As mentioned in my previous post, our mountain campsite was in a secluded area of William Heise County Park, where we were close to nature. We spent 5 days here and it seemed like the surrounding wildlife became more comfortable with us as each day passed.
On our fourth day, late in the afternoon, I decided to do some reading and writing on the picnic table in back of the trailer. I scattered some wild bird seed on a nearby log and rock wall and had my camera with me just in case some interesting birds came by, such as the Steller’s jay seen in my last post. After about 15 minutes, I looked up and was surprised by an appearance of a Rio Grande tom (male) turkey, who gave me the hairy eye ball.
His front displayed an impressive beard and a set of bright red caruncles to attract females. He saw me and decided to come around the log for a closer look. This profile view revealed the vibrant array of glistening feather colors and the snood, the fleshy protuberance just above the beak.
I continued to sit still while holding my Nikon D40 as we continued to stare at each other just a few feet apart.
Tom finally decided that it was safe to feed, which began a wonderful 40-minute photo opportunity.
After a few minutes, I was doubly surprised when Tom’s two hens came out from the bushes and started feeding on the seed by the log and nearby wall.
Tom hopped up on the log and we both had a feeling of being on top of the world.*
A happy time was had by all as the turkeys feasted while I photographed. After 100 photos, I just set the camera down and admired them… it was a very special moment.

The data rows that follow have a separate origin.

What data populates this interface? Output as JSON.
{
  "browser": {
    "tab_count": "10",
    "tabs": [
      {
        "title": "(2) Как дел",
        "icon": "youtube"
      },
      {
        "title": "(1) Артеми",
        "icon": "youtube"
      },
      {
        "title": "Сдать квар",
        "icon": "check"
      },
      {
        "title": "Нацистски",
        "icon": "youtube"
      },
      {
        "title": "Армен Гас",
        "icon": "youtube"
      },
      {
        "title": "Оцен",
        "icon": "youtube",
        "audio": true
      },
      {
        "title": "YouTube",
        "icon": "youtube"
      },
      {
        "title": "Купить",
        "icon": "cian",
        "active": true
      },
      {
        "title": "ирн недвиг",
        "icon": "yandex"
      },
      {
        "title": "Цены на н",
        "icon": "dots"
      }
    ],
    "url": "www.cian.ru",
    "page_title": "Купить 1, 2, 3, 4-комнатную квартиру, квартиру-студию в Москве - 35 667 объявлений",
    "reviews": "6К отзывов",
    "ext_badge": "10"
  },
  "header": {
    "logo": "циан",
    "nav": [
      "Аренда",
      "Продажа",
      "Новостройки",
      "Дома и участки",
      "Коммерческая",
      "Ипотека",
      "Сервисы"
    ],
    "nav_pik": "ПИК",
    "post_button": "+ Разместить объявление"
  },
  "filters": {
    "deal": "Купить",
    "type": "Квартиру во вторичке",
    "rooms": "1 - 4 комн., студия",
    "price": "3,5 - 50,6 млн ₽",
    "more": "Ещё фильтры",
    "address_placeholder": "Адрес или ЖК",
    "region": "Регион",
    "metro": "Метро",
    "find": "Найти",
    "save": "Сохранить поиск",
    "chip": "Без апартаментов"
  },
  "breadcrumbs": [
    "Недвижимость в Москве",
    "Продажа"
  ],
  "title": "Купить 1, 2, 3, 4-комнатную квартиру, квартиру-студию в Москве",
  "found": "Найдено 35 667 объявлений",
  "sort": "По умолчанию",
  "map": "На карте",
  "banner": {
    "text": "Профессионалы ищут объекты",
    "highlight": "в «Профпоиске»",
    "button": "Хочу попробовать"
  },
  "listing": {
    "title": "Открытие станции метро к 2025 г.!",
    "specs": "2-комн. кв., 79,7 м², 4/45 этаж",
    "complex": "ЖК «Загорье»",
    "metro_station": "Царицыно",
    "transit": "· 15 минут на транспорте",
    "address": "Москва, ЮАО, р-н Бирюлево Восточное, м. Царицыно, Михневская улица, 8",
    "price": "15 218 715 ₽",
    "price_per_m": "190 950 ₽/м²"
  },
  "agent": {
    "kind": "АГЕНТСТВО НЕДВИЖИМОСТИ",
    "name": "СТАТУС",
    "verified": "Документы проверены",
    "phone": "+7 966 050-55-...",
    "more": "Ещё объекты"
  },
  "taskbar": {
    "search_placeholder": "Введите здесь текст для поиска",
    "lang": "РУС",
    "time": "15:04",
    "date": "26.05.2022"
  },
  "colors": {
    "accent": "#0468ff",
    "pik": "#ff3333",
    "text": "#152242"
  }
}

Tom finally nodded his head to me, as if to say, “Goodbye,” and led his entourage of hens away into the bushes.
*This is a link to a YouTube video.